French cuisine by Michelin chef Jerome Lagarde, the Lounge at At.mosphere (+971-48883828, atmosphereburjkhalifa.com), Burj Khalifa has a minimum spend policy of AED 200 per person at lunch and AED 250 for dinner, with guaranteed window seating. The same seating privilege for lunch at the restaurant will set you back by AED 500.
For sheer opulence with gilded interiors and a giant aquarium, it has to be Al Mahara, Burj al Arab(+971-43017600, jumeirah. com). Try the sea bass with almond sauce, Maine lobster with seaweed butter or poached tsarkaya oysters in cucumber and apple broth.
For rickshaw-style seating at oriental tables with overhead lights in bird cages and excellent Thai, Vietnamese and Chinese, go to the Mekong, Anantara The Palm Dubai (+971-45678304, dubai-palm.anantara.com/mekong). Try the sharing platter–crispy spring roll, Vietnamese spring roll, tod mun goong (Thai shrimp cake), plah goong (prawn salad with lemongrass), BBQ minced prawn on sugarcane skewer, gai hor baitoey (chicken pandan) and chicken satay.
What To See & Do: SeaWings Dubai (seawings.ae) offers a 40-min Dubai Silver Tour which takes off from Dubai Creek and costs AED 1695 per person.
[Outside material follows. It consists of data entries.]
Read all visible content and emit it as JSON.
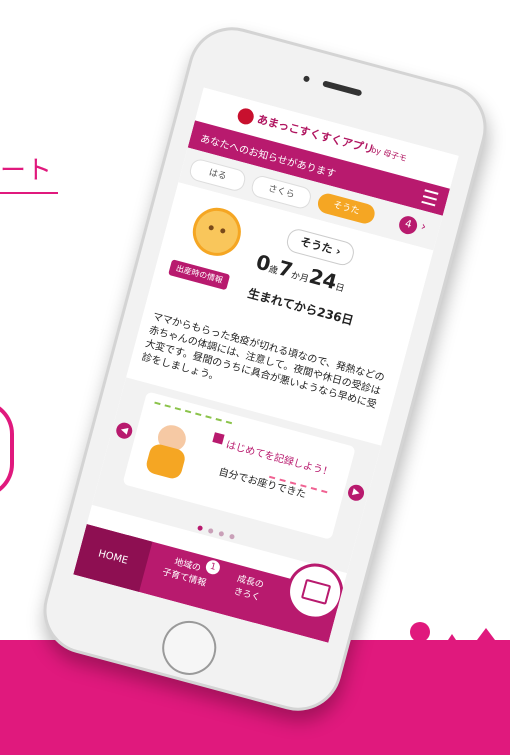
{
  "background": {
    "heading_fragment": "ート",
    "accent_color": "#e0197d"
  },
  "app": {
    "logo_icon": "apple-girl-logo-icon",
    "name": "あまっこすくすくアプリ",
    "by": "by 母子モ",
    "brand_color": "#b81a6e"
  },
  "notice_bar": {
    "text": "あなたへのお知らせがあります",
    "menu_icon": "hamburger-menu-icon"
  },
  "child_tabs": {
    "items": [
      "はる",
      "さくら",
      "そうた"
    ],
    "selected": "そうた",
    "count_badge": "4",
    "next_icon": "chevron-right-icon"
  },
  "profile": {
    "name": "そうた",
    "birth_info_button": "出産時の情報",
    "age_years": "0",
    "age_years_unit": "歳",
    "age_months": "7",
    "age_months_unit": "か月",
    "age_days": "24",
    "age_days_unit": "日",
    "days_since_birth": "生まれてから236日"
  },
  "advice": {
    "text": "ママからもらった免疫が切れる頃なので、発熱などの赤ちゃんの体調には、注意して。夜間や休日の受診は大変です。昼間のうちに具合が悪いようなら早めに受診をしましょう。"
  },
  "carousel": {
    "card_title": "はじめてを記録しよう！",
    "card_subtitle": "自分でお座りできた",
    "prev_icon": "chevron-left-icon",
    "next_icon": "chevron-right-icon",
    "page_count": 4,
    "active_page": 1
  },
  "bottom_nav": {
    "home": "HOME",
    "local_info_line1": "地域の",
    "local_info_line2": "子育て情報",
    "local_info_badge": "1",
    "growth_line1": "成長の",
    "growth_line2": "きろく",
    "fab_icon": "diary-pen-icon"
  }
}
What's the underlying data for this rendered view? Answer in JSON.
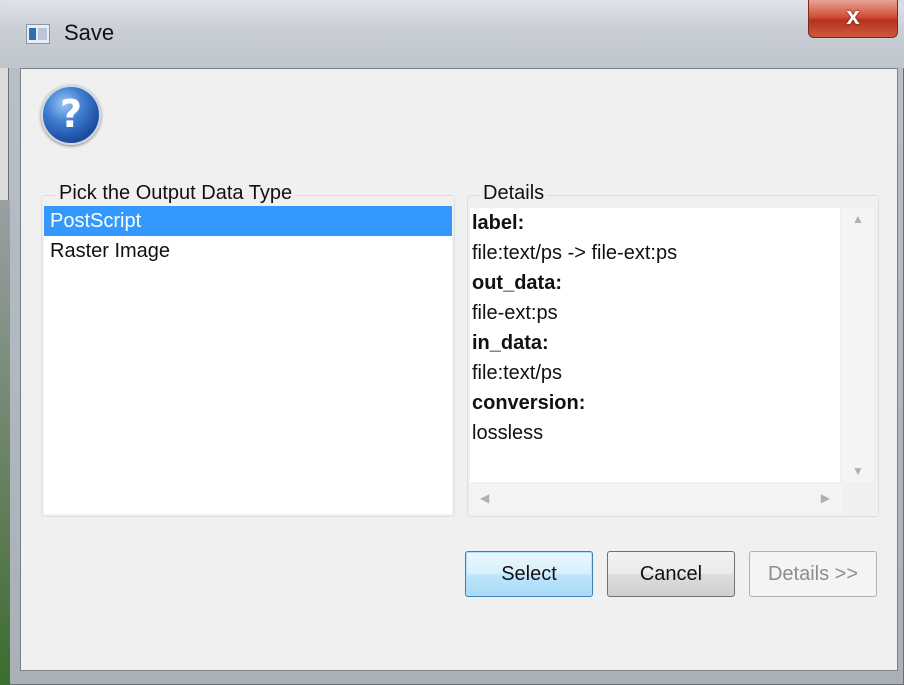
{
  "window": {
    "title": "Save",
    "close_glyph": "x"
  },
  "dialog": {
    "help_icon_glyph": "?"
  },
  "output_types": {
    "legend": "Pick the Output Data Type",
    "items": [
      {
        "label": "PostScript",
        "selected": true
      },
      {
        "label": "Raster Image",
        "selected": false
      }
    ]
  },
  "details": {
    "legend": "Details",
    "lines": [
      {
        "text": "label:",
        "bold": true
      },
      {
        "text": "file:text/ps -> file-ext:ps",
        "bold": false
      },
      {
        "text": "out_data:",
        "bold": true
      },
      {
        "text": "file-ext:ps",
        "bold": false
      },
      {
        "text": "in_data:",
        "bold": true
      },
      {
        "text": "file:text/ps",
        "bold": false
      },
      {
        "text": "conversion:",
        "bold": true
      },
      {
        "text": "lossless",
        "bold": false
      }
    ]
  },
  "buttons": {
    "select_label": "Select",
    "cancel_label": "Cancel",
    "details_label": "Details >>",
    "details_enabled": false
  },
  "colors": {
    "selection": "#3399ff",
    "close_button": "#c7432b",
    "default_button_border": "#3c7fb1"
  }
}
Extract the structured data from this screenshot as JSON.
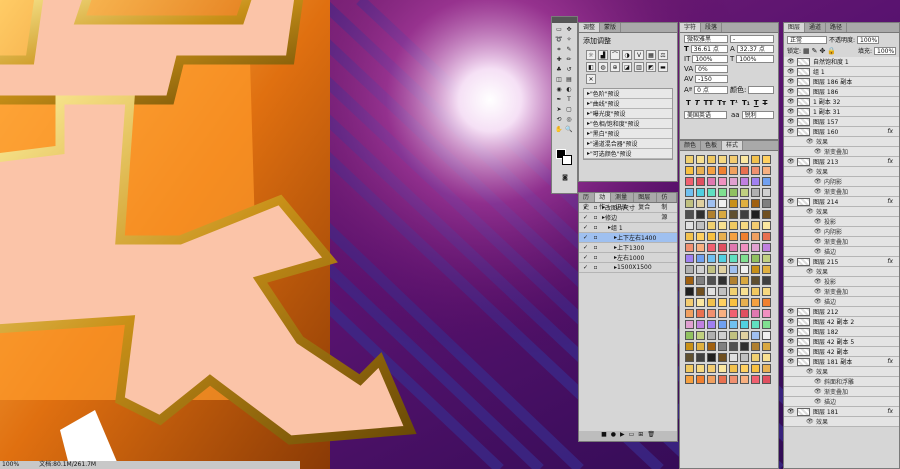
{
  "colors": {
    "accent": "#9fc0f0",
    "panel": "#d6d6d6",
    "panel_header": "#a9a9a9"
  },
  "adjust_panel": {
    "tabs": [
      "调整",
      "蒙版"
    ],
    "title": "添加调整",
    "presets": [
      "\"色阶\"预设",
      "\"曲线\"预设",
      "\"曝光度\"预设",
      "\"色相/饱和度\"预设",
      "\"黑白\"预设",
      "\"通道混合器\"预设",
      "\"可选颜色\"预设"
    ]
  },
  "char_panel": {
    "tabs": [
      "字符",
      "段落"
    ],
    "font_family": "微软雅黑",
    "font_style": "-",
    "font_size": "36.61 点",
    "leading": "32.37 点",
    "scale_v": "100%",
    "scale_h": "100%",
    "tracking": "0%",
    "kerning": "-150",
    "baseline": "0 点",
    "color_label": "颜色:",
    "language": "美国英语",
    "aa_icon": "aa",
    "aa_mode": "锐利"
  },
  "swatch_panel": {
    "tabs": [
      "颜色",
      "色板",
      "样式"
    ]
  },
  "actions_panel": {
    "tabs": [
      "历史",
      "动作",
      "测量记录",
      "图层复合",
      "仿制源"
    ],
    "items": [
      {
        "label": "改图片尺寸",
        "indent": 0,
        "selected": false
      },
      {
        "label": "修边",
        "indent": 0,
        "selected": false
      },
      {
        "label": "组 1",
        "indent": 1,
        "selected": false
      },
      {
        "label": "上下左右1400",
        "indent": 2,
        "selected": true
      },
      {
        "label": "上下1300",
        "indent": 2,
        "selected": false
      },
      {
        "label": "左右1000",
        "indent": 2,
        "selected": false
      },
      {
        "label": "1500X1500",
        "indent": 2,
        "selected": false
      }
    ]
  },
  "layers_panel": {
    "tabs": [
      "图层",
      "通道",
      "路径"
    ],
    "blend_mode": "正常",
    "opacity_label": "不透明度:",
    "opacity": "100%",
    "lock_label": "锁定:",
    "fill_label": "填充:",
    "fill": "100%",
    "rows": [
      {
        "label": "自然饱和度 1",
        "kind": "layer",
        "fx": false,
        "selected": false
      },
      {
        "label": "组 1",
        "kind": "layer",
        "fx": false,
        "selected": false
      },
      {
        "label": "图层 186 副本",
        "kind": "layer",
        "fx": false,
        "selected": false
      },
      {
        "label": "图层 186",
        "kind": "layer",
        "fx": false,
        "selected": false
      },
      {
        "label": "1 副本 32",
        "kind": "layer",
        "fx": false,
        "selected": false
      },
      {
        "label": "1 副本 31",
        "kind": "layer",
        "fx": false,
        "selected": false
      },
      {
        "label": "图层 157",
        "kind": "layer",
        "fx": false,
        "selected": false
      },
      {
        "label": "图层 160",
        "kind": "layer",
        "fx": true,
        "selected": false
      },
      {
        "label": "效果",
        "kind": "sub",
        "fx": false,
        "selected": false
      },
      {
        "label": "渐变叠加",
        "kind": "sub2",
        "fx": false,
        "selected": false
      },
      {
        "label": "图层 213",
        "kind": "layer",
        "fx": true,
        "selected": false
      },
      {
        "label": "效果",
        "kind": "sub",
        "fx": false,
        "selected": false
      },
      {
        "label": "内阴影",
        "kind": "sub2",
        "fx": false,
        "selected": false
      },
      {
        "label": "渐变叠加",
        "kind": "sub2",
        "fx": false,
        "selected": false
      },
      {
        "label": "图层 214",
        "kind": "layer",
        "fx": true,
        "selected": false
      },
      {
        "label": "效果",
        "kind": "sub",
        "fx": false,
        "selected": false
      },
      {
        "label": "投影",
        "kind": "sub2",
        "fx": false,
        "selected": false
      },
      {
        "label": "内阴影",
        "kind": "sub2",
        "fx": false,
        "selected": false
      },
      {
        "label": "渐变叠加",
        "kind": "sub2",
        "fx": false,
        "selected": false
      },
      {
        "label": "描边",
        "kind": "sub2",
        "fx": false,
        "selected": false
      },
      {
        "label": "图层 215",
        "kind": "layer",
        "fx": true,
        "selected": false
      },
      {
        "label": "效果",
        "kind": "sub",
        "fx": false,
        "selected": false
      },
      {
        "label": "投影",
        "kind": "sub2",
        "fx": false,
        "selected": false
      },
      {
        "label": "渐变叠加",
        "kind": "sub2",
        "fx": false,
        "selected": false
      },
      {
        "label": "描边",
        "kind": "sub2",
        "fx": false,
        "selected": false
      },
      {
        "label": "图层 212",
        "kind": "layer",
        "fx": false,
        "selected": false
      },
      {
        "label": "图层 42 副本 2",
        "kind": "layer",
        "fx": false,
        "selected": false
      },
      {
        "label": "图层 182",
        "kind": "layer",
        "fx": false,
        "selected": false
      },
      {
        "label": "图层 42 副本 5",
        "kind": "layer",
        "fx": false,
        "selected": false
      },
      {
        "label": "图层 42 副本",
        "kind": "layer",
        "fx": false,
        "selected": false
      },
      {
        "label": "图层 181 副本",
        "kind": "layer",
        "fx": true,
        "selected": false
      },
      {
        "label": "效果",
        "kind": "sub",
        "fx": false,
        "selected": false
      },
      {
        "label": "斜面和浮雕",
        "kind": "sub2",
        "fx": false,
        "selected": false
      },
      {
        "label": "渐变叠加",
        "kind": "sub2",
        "fx": false,
        "selected": false
      },
      {
        "label": "描边",
        "kind": "sub2",
        "fx": false,
        "selected": false
      },
      {
        "label": "图层 181",
        "kind": "layer",
        "fx": true,
        "selected": false
      },
      {
        "label": "效果",
        "kind": "sub",
        "fx": false,
        "selected": false
      }
    ]
  },
  "status": {
    "zoom": "100%",
    "doc": "文档:80.1M/261.7M"
  }
}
Heritage walking tours also available. At AED 3, Dubai Museum (dubaiculture.gov.ae) is a bargain for insights into Emirati culture and the history of Dubai in an old fort. Located on the ground floor of Dubai Mall, the 10-million litre Dubai Aquarium & Underwater Zoo (thedubaiaquarium. com) can be viewed from a distance for free, besides a range of experiences like cage snorkeling, and encounters with rays, otters and sharks for AED 100-200.